A disturbing scene

Craig and Mullins, and their supporters, don’t see artistic expression, free speech, or religion as the relevant issues here. Instead, they say the baker is trying to use the constitution as permission to discriminate.

The American Civil Liberties Union, in its October brief (pdf) representing the respondents, says this matter is about the “routine application of a standard public accommodation law,” which simply requires businesses to accommodate all customers regardless of identity and prohibits discrimination in sales. That Colorado law “is entirely indifferent to whether the product being sold is artistic or expressive; it applies equally to sales of coffee cups or jewelry, to admissions to hotels or theaters, and to services provided by gas stations or sign painters,” the ACLU writes.

Even if Phillips really is a “cake artist” (as he describes himself) whose convictions are expressed in confections, that doesn’t legally justify discrimination, the ACLU argues.
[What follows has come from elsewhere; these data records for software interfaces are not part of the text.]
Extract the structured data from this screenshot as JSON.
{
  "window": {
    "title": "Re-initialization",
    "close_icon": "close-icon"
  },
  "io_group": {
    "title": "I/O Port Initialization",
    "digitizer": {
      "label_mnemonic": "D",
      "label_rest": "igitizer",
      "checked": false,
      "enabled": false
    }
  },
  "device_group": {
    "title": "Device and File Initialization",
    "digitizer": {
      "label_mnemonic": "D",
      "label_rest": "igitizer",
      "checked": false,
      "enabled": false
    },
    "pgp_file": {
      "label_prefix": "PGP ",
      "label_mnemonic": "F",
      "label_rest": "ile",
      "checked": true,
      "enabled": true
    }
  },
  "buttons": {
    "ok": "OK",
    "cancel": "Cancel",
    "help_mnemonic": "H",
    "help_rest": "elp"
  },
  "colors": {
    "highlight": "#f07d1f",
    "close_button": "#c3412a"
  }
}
The US Supreme Court has long rejected claims that religious conviction excuses discrimination in businesses because they operate in the public space, Louise Melling, deputy legal director of the ACLU, told Quartz in a phone call on Dec. 4.

The couple points out that they—not the baker—were persecuted. “This is about much more than cake or weddings,” Mullins explained on the call. “It’s about the right of people not to be humiliated for who they are.”

When the couple and Craig’s mother, Debbie Munn, met Phillips in 2012 to discuss custom cakes, they didn’t know about the baker’s faith; their wedding planner had recommended Phillips. “It was an exciting day. My mother was going to help pick the cake. We went in with a binder full of concepts but we never got a chance to open it.” Craig recalled.

Instead, Phillips—soft-spoken, but firm—asked who was getting married, insisting he wouldn’t bake for a same-sex wedding. “There was a pregnant pause as we started to understand what was happening,” Craig said. “We were mortified, humiliated. We just gathered ourselves and left. It’s really not the kind of thing you want happening in front of your mom.”

There was no indication of Phillips’ faith on his website, Craig said. Anyway, he argued, “We weren’t asking for a statement or his art. We just wanted a wedding cake.”

Mullins sees Phillips’ rejection as equivalent to placing a sign in a shop window saying “heterosexuals only in this section.” As for the baker’s claims that he isn’t discriminating because he’d happily sell them a non-wedding confection, Mullins said, “I didn’t need brownies. I needed a wedding cake. You can’t practice your faith in a way that discriminates against customers in a public place.”

Munn was crushed by what happened to her son and his fiancé. If the high court sides with Masterpiece Cakeshop, she said, “I fear that other mothers will have to witness the pain, embarrassment, and humiliation I watched that day when I saw a stranger turn my son and his fiancé away. It was a disturbing scene.” She believes the case has consequences for many, not just her family. “No one should walk into a public place and and have to ask themselves, ‘Are we good enough to serve?'”